__WHAT YOU HAVE TO DO__
Only the number is wanted: how many lines in the data contain "Running"?

─── SOURCE RECORDS

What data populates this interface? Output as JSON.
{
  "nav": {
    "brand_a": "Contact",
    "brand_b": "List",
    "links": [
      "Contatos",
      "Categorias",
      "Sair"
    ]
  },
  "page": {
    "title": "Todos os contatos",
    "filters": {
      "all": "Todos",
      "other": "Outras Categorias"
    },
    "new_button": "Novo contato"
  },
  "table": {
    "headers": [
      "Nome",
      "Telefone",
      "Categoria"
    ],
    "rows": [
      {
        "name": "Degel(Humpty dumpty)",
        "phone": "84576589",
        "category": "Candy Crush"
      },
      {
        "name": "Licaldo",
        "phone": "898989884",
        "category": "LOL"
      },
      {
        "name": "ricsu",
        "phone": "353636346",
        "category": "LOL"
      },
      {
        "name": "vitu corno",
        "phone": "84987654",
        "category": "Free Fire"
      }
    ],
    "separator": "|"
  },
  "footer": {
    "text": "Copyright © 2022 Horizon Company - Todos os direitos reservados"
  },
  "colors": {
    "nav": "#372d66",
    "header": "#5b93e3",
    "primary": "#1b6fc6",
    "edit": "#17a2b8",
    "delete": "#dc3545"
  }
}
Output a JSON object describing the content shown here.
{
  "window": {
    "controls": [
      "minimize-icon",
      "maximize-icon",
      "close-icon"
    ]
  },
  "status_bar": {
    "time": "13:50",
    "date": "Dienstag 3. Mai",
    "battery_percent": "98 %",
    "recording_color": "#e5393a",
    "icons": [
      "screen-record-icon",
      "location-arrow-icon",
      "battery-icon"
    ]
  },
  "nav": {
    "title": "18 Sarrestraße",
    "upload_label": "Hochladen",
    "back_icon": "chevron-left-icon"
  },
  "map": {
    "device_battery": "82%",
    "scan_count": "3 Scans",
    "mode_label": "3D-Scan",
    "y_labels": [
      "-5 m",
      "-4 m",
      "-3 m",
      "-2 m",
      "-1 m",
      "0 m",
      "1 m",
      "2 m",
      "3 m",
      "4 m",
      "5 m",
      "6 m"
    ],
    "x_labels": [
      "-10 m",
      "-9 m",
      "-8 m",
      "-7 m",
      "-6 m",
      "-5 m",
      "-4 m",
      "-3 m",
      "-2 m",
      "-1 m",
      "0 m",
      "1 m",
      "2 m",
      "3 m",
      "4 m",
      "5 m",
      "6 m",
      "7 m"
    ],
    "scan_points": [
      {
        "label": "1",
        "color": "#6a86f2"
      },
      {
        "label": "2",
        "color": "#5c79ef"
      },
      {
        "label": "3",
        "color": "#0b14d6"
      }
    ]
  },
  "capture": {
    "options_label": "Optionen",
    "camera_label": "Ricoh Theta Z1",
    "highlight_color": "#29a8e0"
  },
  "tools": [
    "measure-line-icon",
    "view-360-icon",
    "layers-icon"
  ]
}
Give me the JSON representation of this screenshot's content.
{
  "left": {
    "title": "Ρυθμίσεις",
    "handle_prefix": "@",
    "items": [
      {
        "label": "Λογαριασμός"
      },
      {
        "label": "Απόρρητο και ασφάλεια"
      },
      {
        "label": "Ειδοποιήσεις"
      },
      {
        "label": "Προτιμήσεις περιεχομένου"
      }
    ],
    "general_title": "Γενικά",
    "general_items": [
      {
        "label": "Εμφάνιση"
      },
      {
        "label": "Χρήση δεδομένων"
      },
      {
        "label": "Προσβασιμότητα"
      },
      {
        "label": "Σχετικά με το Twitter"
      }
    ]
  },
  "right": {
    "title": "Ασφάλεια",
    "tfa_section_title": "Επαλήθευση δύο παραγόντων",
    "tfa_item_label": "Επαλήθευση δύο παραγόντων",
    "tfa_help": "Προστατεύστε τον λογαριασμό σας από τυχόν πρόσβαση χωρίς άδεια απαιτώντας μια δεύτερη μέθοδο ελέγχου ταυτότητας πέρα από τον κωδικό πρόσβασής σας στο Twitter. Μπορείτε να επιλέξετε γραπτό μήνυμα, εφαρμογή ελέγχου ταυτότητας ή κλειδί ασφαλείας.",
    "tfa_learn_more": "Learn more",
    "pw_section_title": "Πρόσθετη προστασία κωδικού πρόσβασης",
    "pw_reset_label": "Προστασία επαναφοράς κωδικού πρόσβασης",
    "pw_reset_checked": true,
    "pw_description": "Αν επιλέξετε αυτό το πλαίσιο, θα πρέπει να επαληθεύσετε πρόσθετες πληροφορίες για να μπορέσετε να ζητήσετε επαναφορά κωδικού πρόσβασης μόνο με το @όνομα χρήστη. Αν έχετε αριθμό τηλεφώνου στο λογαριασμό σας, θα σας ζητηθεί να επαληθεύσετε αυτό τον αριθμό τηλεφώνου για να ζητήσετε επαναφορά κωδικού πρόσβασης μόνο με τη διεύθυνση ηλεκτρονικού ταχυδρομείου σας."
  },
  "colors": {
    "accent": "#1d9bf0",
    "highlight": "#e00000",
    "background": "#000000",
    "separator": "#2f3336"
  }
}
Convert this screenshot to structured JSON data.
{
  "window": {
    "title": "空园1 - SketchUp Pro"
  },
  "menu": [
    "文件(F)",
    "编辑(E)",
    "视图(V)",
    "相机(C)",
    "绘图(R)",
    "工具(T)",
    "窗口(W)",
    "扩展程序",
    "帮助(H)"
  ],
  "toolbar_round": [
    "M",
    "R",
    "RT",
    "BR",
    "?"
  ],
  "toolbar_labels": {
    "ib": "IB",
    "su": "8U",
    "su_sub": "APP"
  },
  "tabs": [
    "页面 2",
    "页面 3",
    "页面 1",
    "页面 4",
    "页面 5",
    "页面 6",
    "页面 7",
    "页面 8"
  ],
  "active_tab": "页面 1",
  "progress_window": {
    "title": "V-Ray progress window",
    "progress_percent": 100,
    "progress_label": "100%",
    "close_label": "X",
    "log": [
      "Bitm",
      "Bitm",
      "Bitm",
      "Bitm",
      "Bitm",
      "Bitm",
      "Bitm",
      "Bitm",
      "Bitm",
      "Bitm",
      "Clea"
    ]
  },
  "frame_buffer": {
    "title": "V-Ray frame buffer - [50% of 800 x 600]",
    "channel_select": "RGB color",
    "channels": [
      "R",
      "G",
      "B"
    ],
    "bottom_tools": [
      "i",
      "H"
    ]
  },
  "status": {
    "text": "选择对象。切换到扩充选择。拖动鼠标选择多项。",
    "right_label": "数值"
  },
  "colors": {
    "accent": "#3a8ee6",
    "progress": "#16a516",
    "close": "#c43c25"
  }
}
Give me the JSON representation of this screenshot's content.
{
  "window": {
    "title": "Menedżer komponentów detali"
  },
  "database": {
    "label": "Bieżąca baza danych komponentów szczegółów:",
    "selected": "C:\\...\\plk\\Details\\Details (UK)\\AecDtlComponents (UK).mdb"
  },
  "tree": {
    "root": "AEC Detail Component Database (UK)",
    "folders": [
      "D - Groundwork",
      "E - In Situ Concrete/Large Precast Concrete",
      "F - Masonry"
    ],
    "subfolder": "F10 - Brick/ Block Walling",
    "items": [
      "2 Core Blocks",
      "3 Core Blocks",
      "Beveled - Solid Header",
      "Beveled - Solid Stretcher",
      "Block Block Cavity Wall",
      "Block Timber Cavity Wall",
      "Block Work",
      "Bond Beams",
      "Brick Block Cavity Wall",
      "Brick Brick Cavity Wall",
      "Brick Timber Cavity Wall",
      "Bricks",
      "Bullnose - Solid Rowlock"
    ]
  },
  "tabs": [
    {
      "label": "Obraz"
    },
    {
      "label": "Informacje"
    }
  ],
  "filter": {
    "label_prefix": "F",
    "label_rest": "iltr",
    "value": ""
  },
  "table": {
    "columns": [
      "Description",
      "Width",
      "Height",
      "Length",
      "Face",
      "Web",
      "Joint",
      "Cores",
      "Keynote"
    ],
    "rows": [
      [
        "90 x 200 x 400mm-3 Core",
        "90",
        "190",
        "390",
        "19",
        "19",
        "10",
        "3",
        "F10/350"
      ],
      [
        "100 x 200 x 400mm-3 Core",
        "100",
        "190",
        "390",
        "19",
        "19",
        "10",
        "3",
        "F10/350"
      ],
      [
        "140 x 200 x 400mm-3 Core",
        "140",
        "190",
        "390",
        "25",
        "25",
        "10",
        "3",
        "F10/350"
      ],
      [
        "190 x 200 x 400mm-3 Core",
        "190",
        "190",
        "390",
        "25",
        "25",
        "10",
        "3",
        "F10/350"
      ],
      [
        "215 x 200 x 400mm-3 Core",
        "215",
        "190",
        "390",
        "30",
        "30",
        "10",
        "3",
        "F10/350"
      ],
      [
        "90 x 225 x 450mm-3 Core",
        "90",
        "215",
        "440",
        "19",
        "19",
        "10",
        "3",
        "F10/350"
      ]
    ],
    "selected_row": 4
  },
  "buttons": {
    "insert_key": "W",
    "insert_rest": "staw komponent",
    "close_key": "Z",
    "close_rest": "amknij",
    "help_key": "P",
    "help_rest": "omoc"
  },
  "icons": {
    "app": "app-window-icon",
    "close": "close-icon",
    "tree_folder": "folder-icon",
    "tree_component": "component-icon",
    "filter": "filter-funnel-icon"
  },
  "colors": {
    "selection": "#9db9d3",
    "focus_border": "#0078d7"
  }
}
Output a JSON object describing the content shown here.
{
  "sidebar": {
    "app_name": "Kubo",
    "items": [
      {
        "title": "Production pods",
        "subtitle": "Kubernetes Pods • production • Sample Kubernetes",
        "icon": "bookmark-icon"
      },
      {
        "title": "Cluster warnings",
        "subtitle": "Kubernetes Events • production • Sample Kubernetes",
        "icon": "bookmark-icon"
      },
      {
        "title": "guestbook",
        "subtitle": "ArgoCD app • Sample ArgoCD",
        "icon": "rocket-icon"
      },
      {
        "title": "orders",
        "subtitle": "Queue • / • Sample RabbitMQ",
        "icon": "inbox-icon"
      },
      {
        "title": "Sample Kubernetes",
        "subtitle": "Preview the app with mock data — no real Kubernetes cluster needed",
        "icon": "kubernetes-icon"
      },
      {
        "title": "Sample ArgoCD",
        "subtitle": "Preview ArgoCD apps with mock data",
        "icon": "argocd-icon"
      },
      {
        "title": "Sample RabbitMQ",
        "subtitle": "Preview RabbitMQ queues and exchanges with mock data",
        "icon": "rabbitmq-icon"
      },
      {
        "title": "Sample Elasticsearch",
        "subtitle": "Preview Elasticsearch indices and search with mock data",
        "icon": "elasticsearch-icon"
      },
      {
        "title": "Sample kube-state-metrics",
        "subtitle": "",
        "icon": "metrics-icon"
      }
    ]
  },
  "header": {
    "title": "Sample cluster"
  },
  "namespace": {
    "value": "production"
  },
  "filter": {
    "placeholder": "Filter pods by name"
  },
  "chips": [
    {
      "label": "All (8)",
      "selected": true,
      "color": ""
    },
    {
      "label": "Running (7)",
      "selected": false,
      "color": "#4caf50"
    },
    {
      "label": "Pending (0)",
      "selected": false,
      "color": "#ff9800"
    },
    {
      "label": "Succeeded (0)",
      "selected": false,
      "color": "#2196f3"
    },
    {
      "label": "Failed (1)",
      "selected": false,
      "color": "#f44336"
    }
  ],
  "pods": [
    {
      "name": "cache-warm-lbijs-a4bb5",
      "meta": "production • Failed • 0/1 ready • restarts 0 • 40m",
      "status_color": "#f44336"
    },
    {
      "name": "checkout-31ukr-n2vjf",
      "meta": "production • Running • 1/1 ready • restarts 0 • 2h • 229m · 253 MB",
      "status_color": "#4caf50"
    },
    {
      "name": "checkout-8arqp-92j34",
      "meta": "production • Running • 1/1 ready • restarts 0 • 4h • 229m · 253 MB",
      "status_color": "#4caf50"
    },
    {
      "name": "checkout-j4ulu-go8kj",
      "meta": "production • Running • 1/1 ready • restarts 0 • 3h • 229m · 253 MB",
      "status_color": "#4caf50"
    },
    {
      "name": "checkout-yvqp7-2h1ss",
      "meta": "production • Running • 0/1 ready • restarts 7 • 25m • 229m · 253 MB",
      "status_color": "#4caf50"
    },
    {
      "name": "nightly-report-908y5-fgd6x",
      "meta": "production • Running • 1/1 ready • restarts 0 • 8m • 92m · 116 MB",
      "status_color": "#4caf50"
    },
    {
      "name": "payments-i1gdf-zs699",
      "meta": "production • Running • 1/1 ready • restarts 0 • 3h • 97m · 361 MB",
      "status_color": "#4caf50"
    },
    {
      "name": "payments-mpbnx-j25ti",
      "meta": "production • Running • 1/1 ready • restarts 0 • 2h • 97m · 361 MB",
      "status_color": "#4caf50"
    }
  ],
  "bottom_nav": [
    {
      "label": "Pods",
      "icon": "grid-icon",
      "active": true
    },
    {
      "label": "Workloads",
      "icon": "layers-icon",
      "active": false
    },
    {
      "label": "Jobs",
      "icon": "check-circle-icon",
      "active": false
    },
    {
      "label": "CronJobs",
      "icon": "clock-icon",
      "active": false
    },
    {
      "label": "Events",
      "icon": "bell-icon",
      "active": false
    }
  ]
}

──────

__OUTPUT BELOW__
8